A Central Islip school board member is seeking the ouster of the board's president, the district superintendent and other board members and administrators over the district's hiring practices and violation of state laws, according to a petition she filed with the state.
The petition by Monique McCray, also a Suffolk County police officer, centers on whether the district took enough steps to vet a candidate who had applied for a part-time security post, but has a criminal background, court records show.
In the filing she named as respondents board president Fred Philips, board members Daniel Devine and William Softy, attorney Kevin Seaman, Superintendent Craig Carr and Norman Wagner, the administrative assistant for operations, buildings and security.
The seven-page petition was filed Dec. 10 with the New York State Education Department.
The school board was ready to hire the applicant, Lem McCray, 55, of Central Islip, who is not related to Monique McCray, at a meeting in September after the state gave him clearance.
But Monique McCray, 42, objected. Outside of her unpaid position on the seven-member board, she works in the Suffolk sheriff's gang unit, where she said she encountered the applicant after a recent arrest.
Concerned that the arrest hadn't shown up on the state's background check, McCray on several occasions asked Carr and Seaman about the man's criminal history and security license status. On a subsequent background check the district conducted, everything was clean, Seaman said.
McCray then ran the applicant's criminal background and presented it to the board. Her research revealed a 2011 arrest on charges of criminal possession of a controlled substance and driving an unregistered vehicle while using a cellphone, for which he pleaded guilty to disorderly conduct and paid a $275 fine, according to court documents. His record also shows a guilty plea in 1993 for driving while intoxicated.
"There was no excuse, nothing, about what I found," Monique McCray said.
The respondents "fully complied with all dictates relating to undertaking a criminal background / fingerprinting check," Volz wrote.
Jonathan Burman, a spokesman for the state Education Department, said the agency could not comment on the pending petition, but spoke generally on the state's policies.
A hiring clearance by the state does not necessarily indicate that an applicant has no criminal history, Burman said.
The state uses several factors while reviewing an applicant's criminal history, such as the level of offense, the age of the applicant and how long it has been since the crime was committed, before handing down an employment eligibility ruling. It is legally barred from disclosing any criminal offenses to the school district, according to Burman.
Seaman, the school district's attorney, said he was "not sure" if the district conducts separate background checks on each applicant after he or she is cleared by the state.
"I don't know the process the state uses," Seaman told Newsday. "We just follow their dictation, and they indicated there was no reason to not hire this fellow."
* Applicants must be fingerprinted and send their information along with $91.50 processing fee to the state.
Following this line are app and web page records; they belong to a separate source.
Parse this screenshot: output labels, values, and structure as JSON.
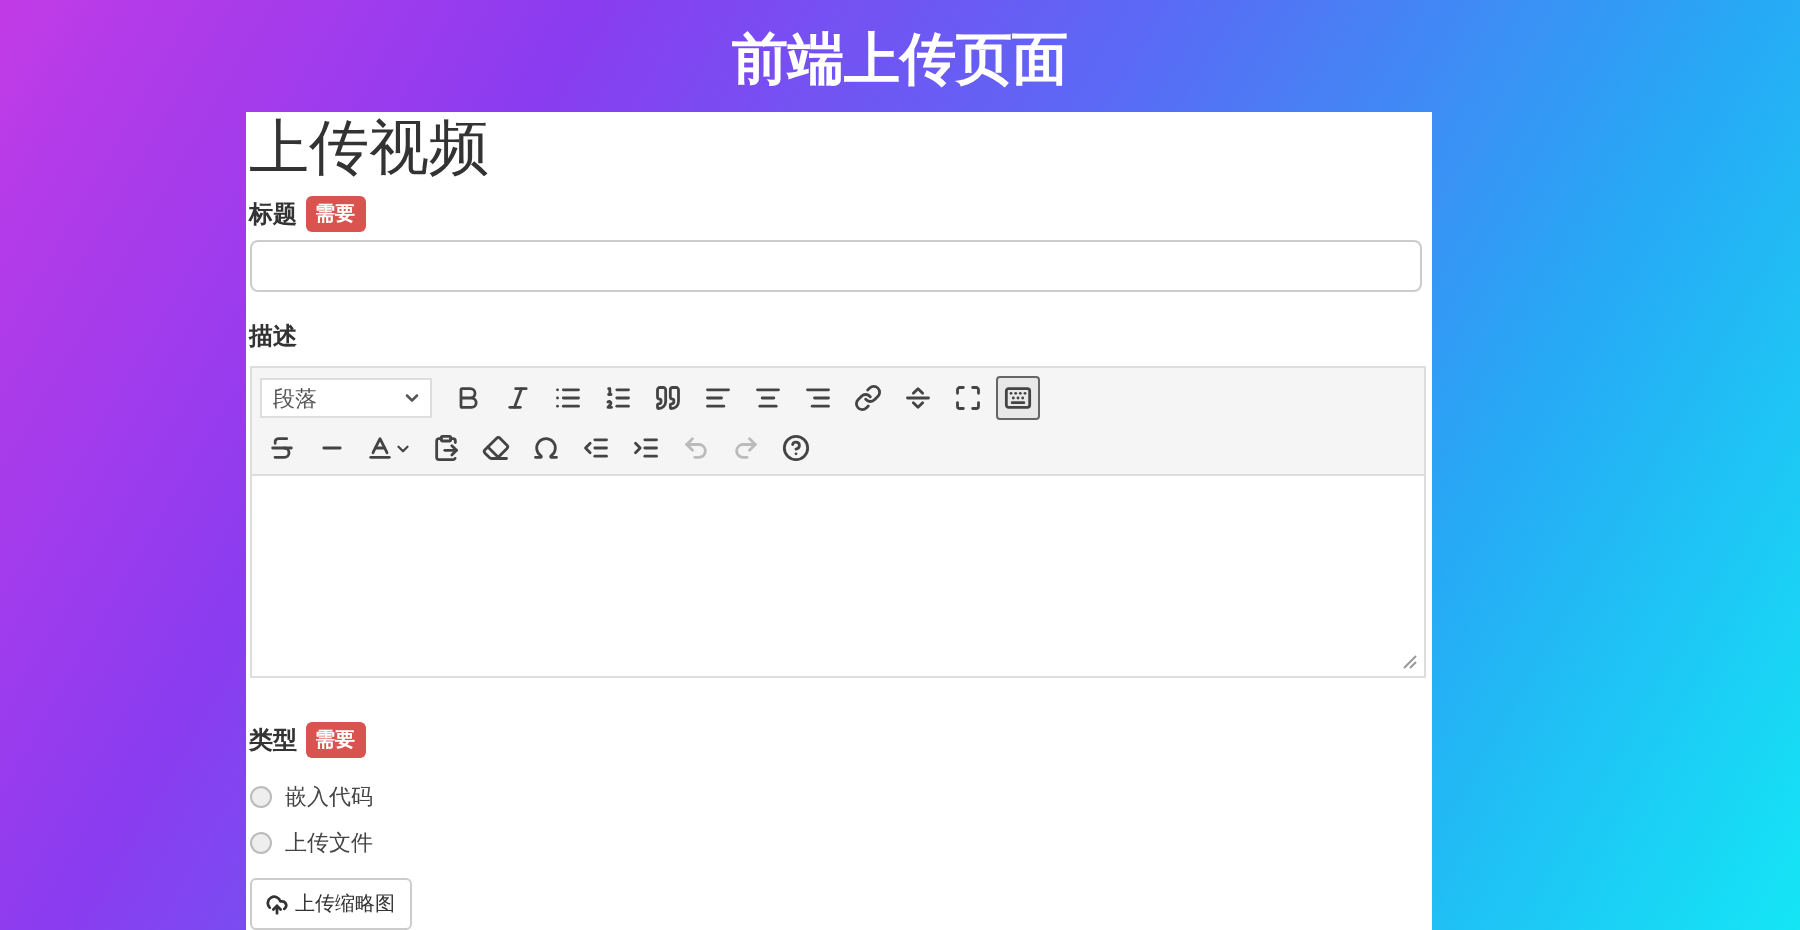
{
  "page_title": "前端上传页面",
  "form": {
    "heading": "上传视频",
    "title_field": {
      "label": "标题",
      "badge": "需要"
    },
    "description": {
      "label": "描述",
      "format_select": "段落",
      "toolbar_rows": [
        [
          {
            "kind": "bold",
            "pressed": false,
            "disabled": false
          },
          {
            "kind": "italic",
            "pressed": false,
            "disabled": false
          },
          {
            "kind": "bullet-list",
            "pressed": false,
            "disabled": false
          },
          {
            "kind": "numbered-list",
            "pressed": false,
            "disabled": false
          },
          {
            "kind": "quote",
            "pressed": false,
            "disabled": false
          },
          {
            "kind": "align-left",
            "pressed": false,
            "disabled": false
          },
          {
            "kind": "align-center",
            "pressed": false,
            "disabled": false
          },
          {
            "kind": "align-right",
            "pressed": false,
            "disabled": false
          },
          {
            "kind": "link",
            "pressed": false,
            "disabled": false
          },
          {
            "kind": "read-more",
            "pressed": false,
            "disabled": false
          },
          {
            "kind": "fullscreen",
            "pressed": false,
            "disabled": false
          },
          {
            "kind": "toolbar-toggle",
            "pressed": true,
            "disabled": false
          }
        ],
        [
          {
            "kind": "strikethrough",
            "pressed": false,
            "disabled": false
          },
          {
            "kind": "horizontal-line",
            "pressed": false,
            "disabled": false
          },
          {
            "kind": "text-color",
            "pressed": false,
            "disabled": false
          },
          {
            "kind": "paste-text",
            "pressed": false,
            "disabled": false
          },
          {
            "kind": "clear-format",
            "pressed": false,
            "disabled": false
          },
          {
            "kind": "special-char",
            "pressed": false,
            "disabled": false
          },
          {
            "kind": "outdent",
            "pressed": false,
            "disabled": false
          },
          {
            "kind": "indent",
            "pressed": false,
            "disabled": false
          },
          {
            "kind": "undo",
            "pressed": false,
            "disabled": true
          },
          {
            "kind": "redo",
            "pressed": false,
            "disabled": true
          },
          {
            "kind": "help",
            "pressed": false,
            "disabled": false
          }
        ]
      ]
    },
    "type_field": {
      "label": "类型",
      "badge": "需要",
      "options": [
        {
          "label": "嵌入代码",
          "selected": false
        },
        {
          "label": "上传文件",
          "selected": false
        }
      ]
    },
    "upload_button": "上传缩略图"
  }
}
* The Office of School Personnel Review and Accountability processes the fingerprints with the Division of Criminal Justice and FBI.
* OSPRA then reviews the applicant's criminal history, if any, and uses a set of guidelines -- such as level of offense -- to determine employment eligibility.
* Schools may choose to conduct their own criminal background checks, but it is not mandated.